There are many factors that can cause a tree to fail or die. These are some of the most common reasons why trees may not reestablish properly after being planted or may die at any maturity level:
- Improper watering: Weather it is suffering from drought or rotten roots, too little or too much water can damage or kill a tree. If your tree is turning yellow or losing leaves in the wrong season, make sure you are following the watering schedule for your climate zone, the season of the year, and the specific type of tree. Also, if your plants are on a drip irrigation system, check your irrigation drips regularly. Sometimes, irrigation parts break or get clogged causing under or overwatering issues.
- Strong winds: if you live in an area with common strong winds and your newly planted tree is exposed, strong winds may stress and even knock the tree down. If possible, avoid trees with thin trunks and high root systems, and if necessary, double stake the tree until the tree reestablishes and becomes more mature.
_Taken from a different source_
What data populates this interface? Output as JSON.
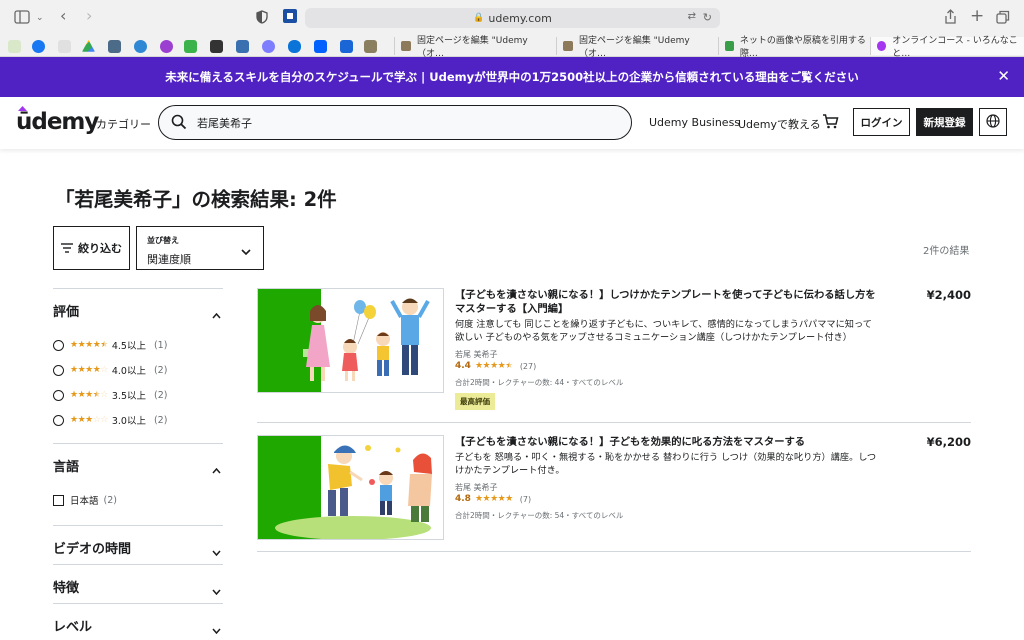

Use two sturdy stakes on either side of the tree and make sure they are perpendicular to the prevailing wind. When installing the wire, add some rubber hose to the wire in contact with the tree trunk to prevent the wire from scarring the bark.
- Inadequate pruning: sometimes too much pruning or pruning during the wrong season can stress or damage a tree. Extra branches provide the tree with extra shade which protects it from the hot summer, and the extra leaves provide extra food for the tree’s growth cycle. Ask a professional or consult specific literature on when and how to prune your trees.
- Poor location: it is very important to do your research and plant according to your specific climate zone. Nurseries usually carry a wide variety of trees, all of which may not be native to your specific climate zone. A good way to avoid failure is to choose trees and plants that are commonly used for commercial and urban landscape in your area.
- Soil compaction: soil can get compacted or dense as soil particles are pressed together reducing the pores and air between the soil grains. As the soil becomes more dense and compacted, it will lose its ability to hold and conduct water, nutrients, and air, necessary for the roots’ and plant’s normal development. You can amend an existing poor soil or prevent soil compaction by adding sand and organic mulches or compost to the soil.
- Pests: some of the most common pests that affect trees are aphids, spider mites, scales, mealy bugs, beetles, borers, and some kinds of caterpillars and moths. While sometimes the only way to get rid of them seems to be a systemic or some kind of strong chemical, always try to choose the most environmentally friendly products or the ‘natural enemies’ alternative. For instance, lady bugs love eating aphids and they are a great way to control or diminish this type of pest.
- Mechanical damage: weather events or animal and human activity can produce mechanical damage that can cause stress or even death to trees of any size. Examples of which include: scars on tree trunks produced by machinery or animals, bark feeding by bears, broken branches by strong winds or lighting strikes, etc.
- Learn more about why trees are so good for us and the environment in Plant a Tree!
- Shade, privacy, accent, size, maintenance… Learn how to find The Right Tree for You and your climate zone and how to plant your tree by following a few simple steps.
- How to Plant Your Tree
We cannot live without trees. Let’s cherish and promote their existence!